Modern cams, in general, have become lighter while also becoming easier to use due to favorable ergonomics and offer an increasing number of features. Companies such as DMM, Wild Country and Fixe offer extendable slings on their cams, making it easier for climbers to extend the clip-in point on a sling to make a deep placement more functional, reduce rope drag or improve a placement’s stability by allowing a freely moving sling. Cam companies have made increased efforts to improve cam stability by using dual axles, featured cam lobes, wider cam lobes and using stems that can move more freely and not affect the placement of the lobes. All cam lobes have some manner of teeth to them but companies have branched out from simple the basic teeth offered on early cams to offer other teeth patterns and designs to try to increase stability and security of cam placements. Most cams offer color anodization of lobes to aid climbers in finding the size they are looking for while all include some color scheme of the stem, loop or sling to work to the same effect. Other features found include Metolius’ RangeFinder, a color-coded system to provide a visual aid in showing climbers where the best placement is. Omega Pacific’s trisected cam lobes make for a unique engineering creation that is visually amusing to watch and offers the widest size range out of any cam on the market. Illustrating that some cams are more niche than others you’ll find a wide range of size offerings in today’s cams.

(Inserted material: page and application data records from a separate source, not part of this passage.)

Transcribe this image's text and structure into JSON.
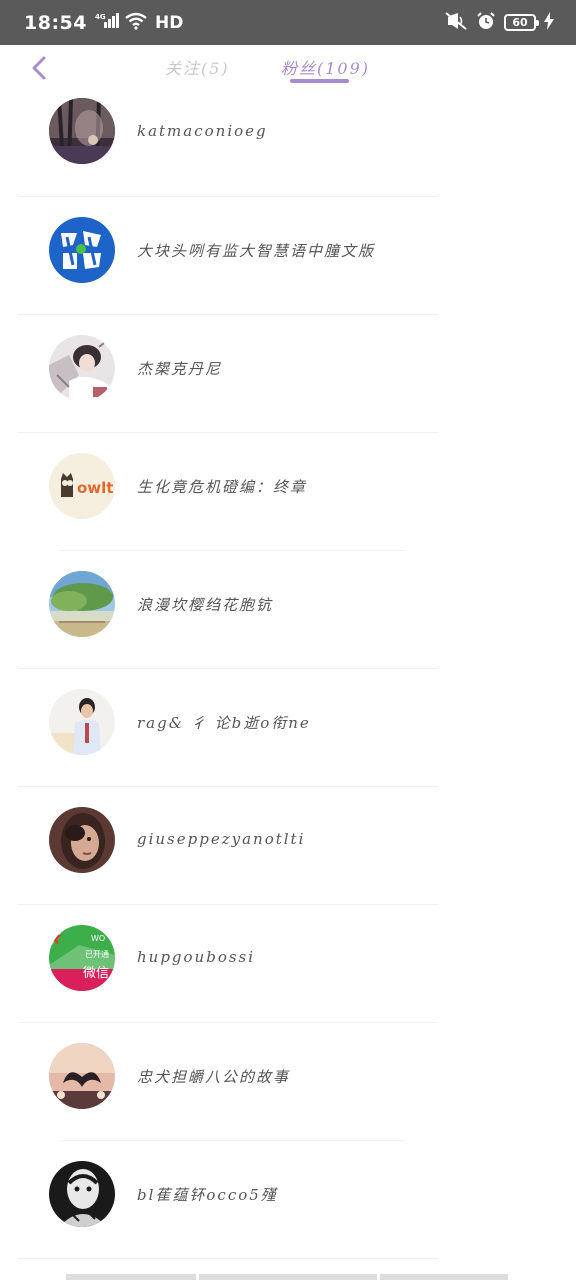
{
  "status_bar": {
    "time": "18:54",
    "network": "4G",
    "hd": "HD",
    "battery": "60",
    "icons": [
      "signal-icon",
      "wifi-icon",
      "mute-icon",
      "alarm-icon",
      "battery-icon",
      "charging-icon"
    ]
  },
  "header": {
    "back_icon": "chevron-left-icon",
    "tabs": [
      {
        "label": "关注(5)",
        "active": false
      },
      {
        "label": "粉丝(109)",
        "active": true
      }
    ],
    "accent_color": "#a88bd3"
  },
  "fans": [
    {
      "name": "katmaconioeg"
    },
    {
      "name": "大块头咧有监大智慧语中朣文版"
    },
    {
      "name": "杰槼克丹尼"
    },
    {
      "name": "生化竟危机磴编：终章"
    },
    {
      "name": "浪漫坎樱绉花胞钪"
    },
    {
      "name": "rag& 彳 论b逝o衔ne"
    },
    {
      "name": "giuseppezyanotlti"
    },
    {
      "name": "hupgoubossi"
    },
    {
      "name": "忠犬担皭八公的故事"
    },
    {
      "name": "bl萑蕴钚occo5殣"
    }
  ],
  "avatar_texts": {
    "owlt": "owlt",
    "wechat_small": "WO",
    "wechat_line1": "已开通",
    "wechat_line2": "微信"
  }
}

Cams such as the Fixe Alien Revolutions are focused on the small sizes and hence excel at protecting small, tiny cracks including shallow placements. Only four sizes are offered in the Omega Pacific Link Cams while other cams, such as the Black Diamond C4 Camalot and Metolius Ultralight Master Cams, offer a wide size range, giving them the ability to serve as the backbone to a rack.
Proper and regular care and maintenance of your cams is important to ensure their reliable use. The cam heads, including lobes, axles and springs can be restricted with dirt, sand and other grime. You can wash your cam heads with hot water and a toothbrush to remove any debris that’s limiting motion. Seek out a non-oil based or dry lubricant for your cams after cleaning to maintain the easy operation of your cam. The oil-based ones can attract dirt and you might consider Metolius’ Cam Lube, a wax-based lubricant, designed specifically for cams or a lubricant like Tri-Flow. Regularly inspect your cam lobes, axles, stems, trigger wires, and slings for signs of damage. Particularly with large cams, the lobes can be bent or deformed by accident, such as throwing a heavy pack laden with cams down on the ground. Trigger wires may be the first part to be damaged and need repair although many modern cams are taking greater effort to make trigger wires more durable and longer lasting. Companies such as Black Diamond and Wild Country offer trigger wire replacement kits while most companies, such as Metolius, and some third party services such as Fish, offer mail-in cam repair services of trigger wires and slings. The slings on your cams are likely to be the other part that requires careful inspection, particularly if being used extensively and/or on abrasive rock. Check with the manufacturer’s recommendations for replacement as some cams use specific sling configuration and stitching to increase the strength of the cam, such as on the Black Diamond C4 Camalot where the sling is stitched tight to the thumb loop. If stitched loosely the thumb loop strength is reduced.